At his word?

If what we originally know about Jesus comes from the Bible, and he is recorded as saying, "take up your cross and follow me," and also, "narrow is the way," it's a wonder why we ever think his way will be whatsoever easy or that heaven will heavily populated.

It's a wonder he had followers at all. However he did, so they thought his words were accurate, and his ways were worth it. They, as first century christians were eaten by lions, and they could have changed their minds.

How is it that we put this way on par with other spirituality? Are all faiths the same? They share some common themes, but some claims diverge quite sharply as one dips the toes in to any one of them for very long.

Holding on to "unkowning" is still believing as a certainty. However that "certain" uncertainty seems to be the kind that may cause a great sinking feeling after a while. It seems we all we to be sure of something, even if that means we are sure that we are not sure. But, too much of that is just vertigo.

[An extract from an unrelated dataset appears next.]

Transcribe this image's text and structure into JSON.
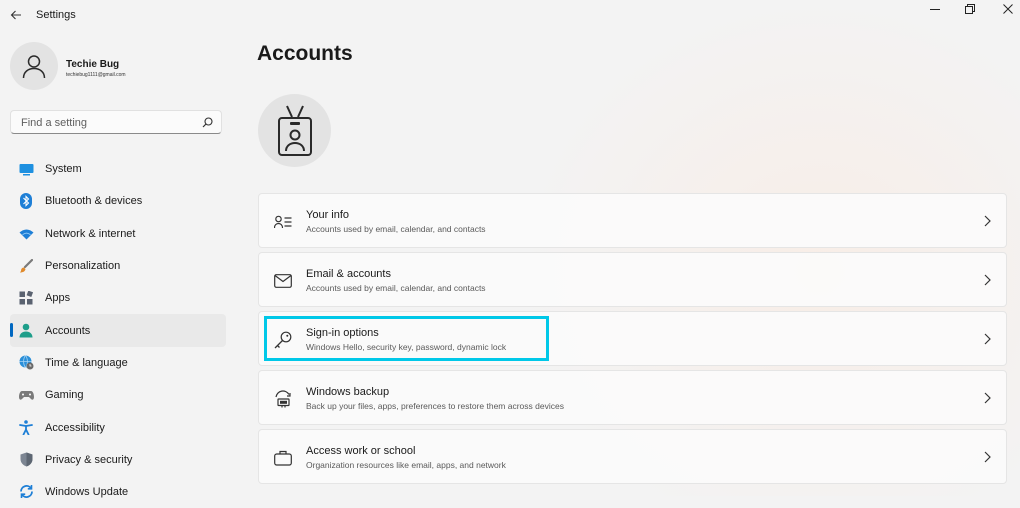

I've tried it. It felt like I had to throw up. Once in a while I did.

So, what things can we be sure of?
What things are you sure of?

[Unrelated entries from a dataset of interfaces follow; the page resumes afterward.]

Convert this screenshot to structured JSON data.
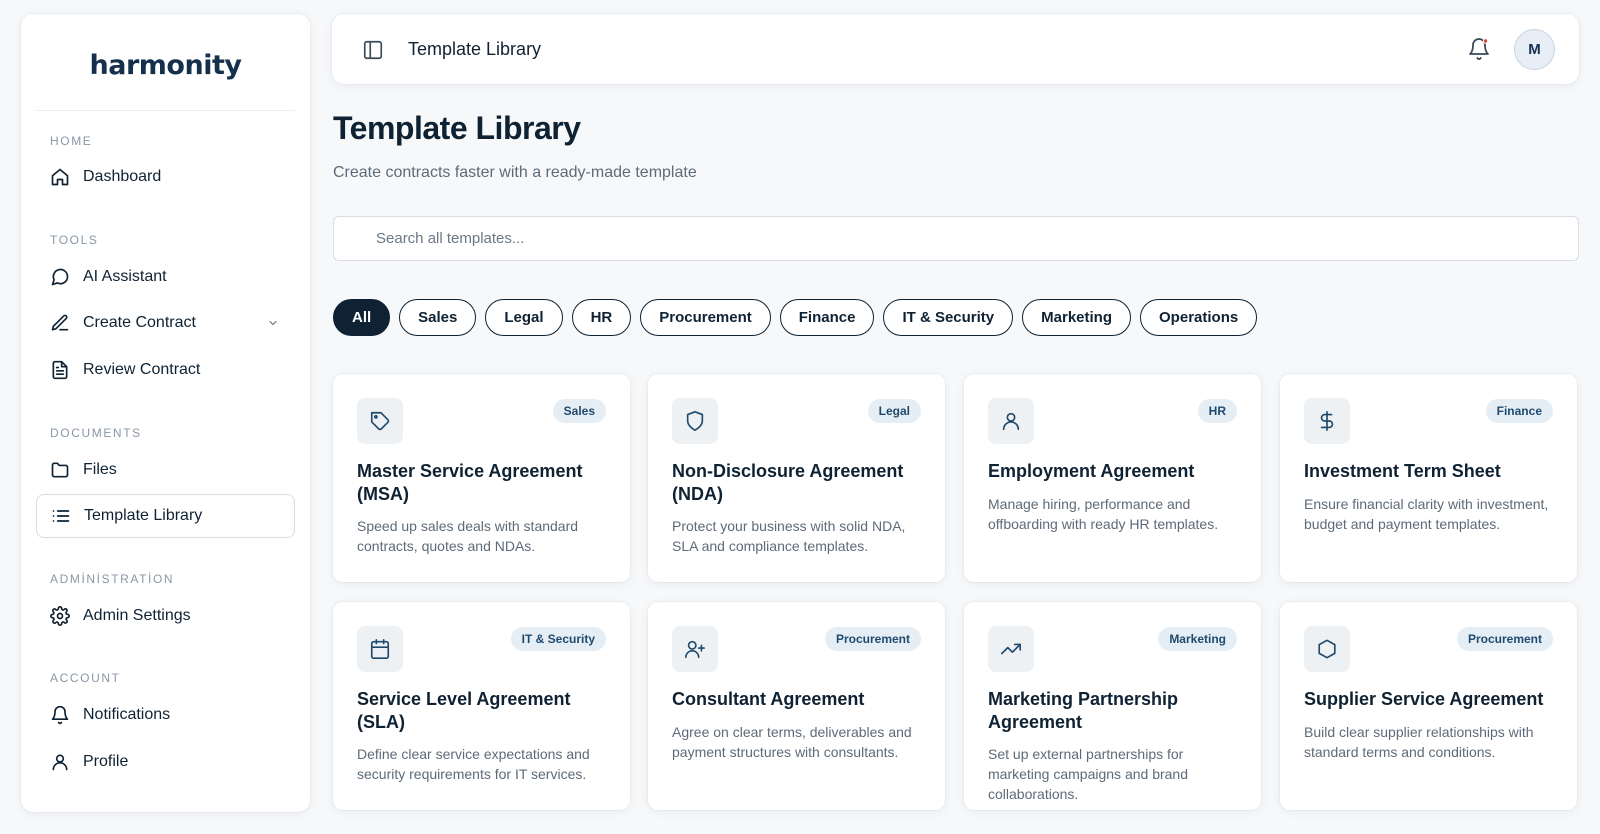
{
  "brand": {
    "logo": "harmonity"
  },
  "sidebar": {
    "sections": {
      "home": "HOME",
      "tools": "TOOLS",
      "documents": "DOCUMENTS",
      "administration": "ADMİNİSTRATİON",
      "account": "ACCOUNT"
    },
    "items": {
      "dashboard": "Dashboard",
      "ai_assistant": "AI Assistant",
      "create_contract": "Create Contract",
      "review_contract": "Review Contract",
      "files": "Files",
      "template_library": "Template Library",
      "admin_settings": "Admin Settings",
      "notifications": "Notifications",
      "profile": "Profile"
    },
    "active_item": "template_library"
  },
  "topbar": {
    "title": "Template Library",
    "avatar_initial": "M"
  },
  "main": {
    "title": "Template Library",
    "subtitle": "Create contracts faster with a ready-made template",
    "search_placeholder": "Search all templates...",
    "filters": [
      "All",
      "Sales",
      "Legal",
      "HR",
      "Procurement",
      "Finance",
      "IT & Security",
      "Marketing",
      "Operations"
    ],
    "active_filter": "All",
    "cards": [
      {
        "icon": "tag-icon",
        "badge": "Sales",
        "title": "Master Service Agreement (MSA)",
        "description": "Speed up sales deals with standard contracts, quotes and NDAs."
      },
      {
        "icon": "shield-icon",
        "badge": "Legal",
        "title": "Non-Disclosure Agreement (NDA)",
        "description": "Protect your business with solid NDA, SLA and compliance templates."
      },
      {
        "icon": "user-icon",
        "badge": "HR",
        "title": "Employment Agreement",
        "description": "Manage hiring, performance and offboarding with ready HR templates."
      },
      {
        "icon": "dollar-icon",
        "badge": "Finance",
        "title": "Investment Term Sheet",
        "description": "Ensure financial clarity with investment, budget and payment templates."
      },
      {
        "icon": "calendar-icon",
        "badge": "IT & Security",
        "title": "Service Level Agreement (SLA)",
        "description": "Define clear service expectations and security requirements for IT services."
      },
      {
        "icon": "user-plus-icon",
        "badge": "Procurement",
        "title": "Consultant Agreement",
        "description": "Agree on clear terms, deliverables and payment structures with consultants."
      },
      {
        "icon": "trending-up-icon",
        "badge": "Marketing",
        "title": "Marketing Partnership Agreement",
        "description": "Set up external partnerships for marketing campaigns and brand collaborations."
      },
      {
        "icon": "hexagon-icon",
        "badge": "Procurement",
        "title": "Supplier Service Agreement",
        "description": "Build clear supplier relationships with standard terms and conditions."
      }
    ]
  },
  "colors": {
    "primary": "#0f2233",
    "badge_bg": "#e6eef5",
    "badge_text": "#1f4a6e",
    "notification_dot": "#e0453a"
  }
}
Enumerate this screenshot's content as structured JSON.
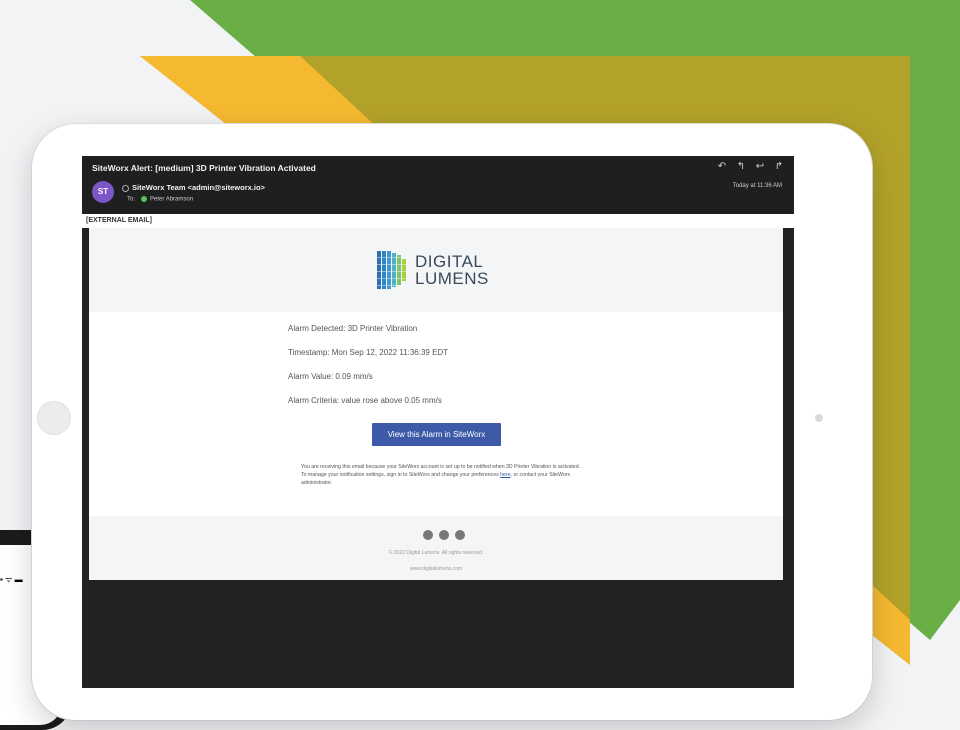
{
  "email": {
    "subject": "SiteWorx Alert: [medium] 3D Printer Vibration Activated",
    "avatar_initials": "ST",
    "sender": "SiteWorx Team <admin@siteworx.io>",
    "to_label": "To:",
    "recipient": "Peter Abramson",
    "timestamp": "Today at 11:36 AM",
    "external_notice": "[EXTERNAL EMAIL]"
  },
  "brand": {
    "logo_line1": "DIGITAL",
    "logo_line2": "LUMENS",
    "cta_color": "#3d5aa8"
  },
  "alarm": {
    "detected": "Alarm Detected: 3D Printer Vibration",
    "timestamp": "Timestamp: Mon Sep 12, 2022 11:36:39 EDT",
    "value": "Alarm Value: 0.09 mm/s",
    "criteria": "Alarm Criteria: value rose above 0.05 mm/s"
  },
  "cta": {
    "label": "View this Alarm in SiteWorx"
  },
  "notice": {
    "before_link": "You are receiving this email because your SiteWorx account is set up to be notified when 3D Printer Vibration is activated. To manage your notification settings, sign in to SiteWorx and change your preferences",
    "link": "here",
    "after_link": ", or contact your SiteWorx administrator."
  },
  "footer": {
    "copyright": "© 2022 Digital Lumens. All rights reserved.",
    "website": "www.digitallumens.com"
  },
  "icons": {
    "actions": [
      "reply-icon",
      "reply-all-icon",
      "undo-icon",
      "forward-icon"
    ],
    "social": [
      "facebook-icon",
      "twitter-icon",
      "linkedin-icon"
    ]
  },
  "background_colors": {
    "green": "#6aaf45",
    "olive": "#b3a22a",
    "yellow": "#f5b931"
  }
}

Tuesday, June 17, 2008

Things don't resolve too easily

Searching people (may) notice:

It seems truth can be found within, yet we need an outside reference point to determine it . . .

Truth seems universal and unique. . .

If everyone is equally valid, there is no point in searching (for something "more valid"). . .
But searching goes on.

If personal truth alone is enough, another person cannot help you through their eyes, in a sense, because their perspective is arbitrary. . .

The higher the source the better the reference point, but each person is clouded, and yet the only entry point for individual experience. . .

The questions don't bother me. It's the expectations of speedy answers that do.
: )

Wednesday, June 04, 2008

Free devotional Classics

So many devotional classics--so little time.

I did not know about this.

You, yes you can read writings from many leaders and figures throughout church history.
It's free. If you haven't read from primary sources for yourself, there's no excuse now!
St Gregory I, Kierkegaard, Luther, just about anybody. Browse by author, title, or subject. Quite interesting!